(Dataset records)
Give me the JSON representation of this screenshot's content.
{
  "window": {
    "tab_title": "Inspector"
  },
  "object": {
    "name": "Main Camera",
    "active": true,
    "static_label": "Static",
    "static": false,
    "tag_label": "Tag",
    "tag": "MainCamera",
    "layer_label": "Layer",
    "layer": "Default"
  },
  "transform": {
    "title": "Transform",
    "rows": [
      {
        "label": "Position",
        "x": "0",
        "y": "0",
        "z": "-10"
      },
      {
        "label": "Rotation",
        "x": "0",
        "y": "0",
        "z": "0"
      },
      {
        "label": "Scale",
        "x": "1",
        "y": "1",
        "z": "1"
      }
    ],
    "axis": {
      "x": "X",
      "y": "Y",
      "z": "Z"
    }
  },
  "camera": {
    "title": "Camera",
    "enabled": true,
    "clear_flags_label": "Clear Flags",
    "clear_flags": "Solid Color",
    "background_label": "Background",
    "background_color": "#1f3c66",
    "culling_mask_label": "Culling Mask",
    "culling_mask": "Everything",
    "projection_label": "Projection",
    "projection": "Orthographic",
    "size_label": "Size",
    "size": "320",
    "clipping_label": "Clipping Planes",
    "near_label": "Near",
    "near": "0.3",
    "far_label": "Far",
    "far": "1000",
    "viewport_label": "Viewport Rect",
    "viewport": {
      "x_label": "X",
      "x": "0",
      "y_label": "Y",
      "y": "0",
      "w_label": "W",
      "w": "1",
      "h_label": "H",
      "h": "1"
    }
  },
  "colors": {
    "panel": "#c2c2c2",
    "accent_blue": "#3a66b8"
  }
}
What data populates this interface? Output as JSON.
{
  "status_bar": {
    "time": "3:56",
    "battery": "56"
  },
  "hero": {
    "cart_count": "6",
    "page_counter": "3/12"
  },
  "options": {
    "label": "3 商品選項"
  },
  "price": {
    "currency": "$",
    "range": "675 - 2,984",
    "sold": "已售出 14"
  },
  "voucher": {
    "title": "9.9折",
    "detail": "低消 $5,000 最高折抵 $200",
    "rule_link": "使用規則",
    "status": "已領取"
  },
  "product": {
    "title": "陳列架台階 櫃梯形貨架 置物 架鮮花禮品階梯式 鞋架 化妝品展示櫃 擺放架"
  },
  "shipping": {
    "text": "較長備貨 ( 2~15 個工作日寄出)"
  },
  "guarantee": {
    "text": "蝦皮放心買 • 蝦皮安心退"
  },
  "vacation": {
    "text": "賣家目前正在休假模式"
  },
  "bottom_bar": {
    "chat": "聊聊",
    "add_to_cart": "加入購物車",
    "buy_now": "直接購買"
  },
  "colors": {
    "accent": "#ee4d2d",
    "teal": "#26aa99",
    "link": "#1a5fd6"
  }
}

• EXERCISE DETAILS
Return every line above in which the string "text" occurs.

• PROBLEM SOLUTION
    "text": "較長備貨 ( 2~15 個工作日寄出)"
    "text": "蝦皮放心買 • 蝦皮安心退"
    "text": "賣家目前正在休假模式"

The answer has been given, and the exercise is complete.